I needed a break after a tough day at work, and since Beerfest is on Saturday, I decided I should see Signs
today. I liked it, let's say 3/4ths of the time, but...What I really liked, is that Shyamalan proves, along with other recent horror and suspense films like The Blair Witch Project
, The Others
, and The Devil's Backbone
that patience and preserverance pays off, along with expert blocking, framing, music, and sound design. That, and a judicious use of shock effects, is much more effective than any amount of elaborate SFX, gore, or non-stop (and mind-numbing) shocks; the damn thing had me at the edge of my seat for most of the running time, and I even jumped at the "cheapo" (but oh so effective) stingers, especially the dog barking or the alien attack through the coal chute. And I can see comparisons with The Birds
, since the attack upon the isolated farm house is accomplished almost soley through sound effects. But what I was really impressed with was the movie's sense of humor, for the most part, Shyamalan takes his movie somewhat less seriously than his previous efforts, to a great effect. I really liked how the sense of humor developed out of the characterization and the absurdity of the situation, and I especially like the evolution of Joaquin Phoenix's character, from his early bravado (his pep talk to his older, ex-minister brother, about how to scare the shit out of some prowlers was funny, as was his nerd speech), to mild panic, to outright loopy (it's priceless when Gibson returns home to find his children on the couch, along with his former disbelieving brother, wearing those stupid tinfoil hats, or how Phoenix becomes glued to the TV. And again, I really like the scene where Gibson gives confession to the pharmacy clerk, looking distinctly uncomfortable as they discuss whether "douche bag" counts as a curse (Shyamalan even uses his blocking to create a sight gag, when the old man peaks out from behind the taller, Gibson), and then when he goes to the pizza parlor, and admonishes his brother and his children never to be alone with her, it was funny, because you can just picture ministers and such telling that to their kids. Though at times, I couldn't be certain whether Shyamalan was lapsing into some sort of self-parody, given the odd way some of the townspeople act, especially the Army recruiter and the bookstore couple. I just couldn't tell if that was intentional or just bad acting.

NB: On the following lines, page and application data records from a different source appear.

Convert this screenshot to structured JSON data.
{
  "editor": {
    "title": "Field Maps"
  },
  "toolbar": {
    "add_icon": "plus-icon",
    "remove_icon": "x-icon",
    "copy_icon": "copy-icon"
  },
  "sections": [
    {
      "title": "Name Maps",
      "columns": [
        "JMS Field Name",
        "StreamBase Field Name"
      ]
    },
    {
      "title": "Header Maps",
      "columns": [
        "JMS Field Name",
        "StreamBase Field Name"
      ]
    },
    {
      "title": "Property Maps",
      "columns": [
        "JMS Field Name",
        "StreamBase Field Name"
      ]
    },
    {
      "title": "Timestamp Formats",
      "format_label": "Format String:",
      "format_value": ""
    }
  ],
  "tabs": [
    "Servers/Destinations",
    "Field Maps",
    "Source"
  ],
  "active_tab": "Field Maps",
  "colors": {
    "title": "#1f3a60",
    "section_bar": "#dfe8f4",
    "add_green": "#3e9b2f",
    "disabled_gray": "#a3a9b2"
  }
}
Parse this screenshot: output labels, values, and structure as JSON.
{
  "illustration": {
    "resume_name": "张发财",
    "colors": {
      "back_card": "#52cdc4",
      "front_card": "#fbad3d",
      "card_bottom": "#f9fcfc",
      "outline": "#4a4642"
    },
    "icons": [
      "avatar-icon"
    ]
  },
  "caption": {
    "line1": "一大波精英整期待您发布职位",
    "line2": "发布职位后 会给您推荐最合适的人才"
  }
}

Here's the thing, while I could appreciate the film's message about faith and hope, I just didn't like the way it played out. It seemed so contrived, and I know it was supposed to kind of look that way, that a transcendent force was looking out for us, with a grand plan, and that any insignifcant fact could be woven into a larger purpose, but it seemed, so, well arbitrary (as well as uncomfortably deterministic). I mean, I think I would have preferred Gibson regaining his faith as a result of his ordeal, to actually find strength in the faith of a higher power with a plan, rather than proof of a higher power (a key point would have been when they were all eating dinner and he grabs his kids, and then his brother, in a funny, and touching scene). I think I would have found that more satisfying, but perhaps, it is because I am the type of person who sees only coincidences. Oh yeah, that, and while the final showdown with an alien straggler was pretty cool, especially since that was most puppet work as opposed to CGI, the whole water thing was way cheesy.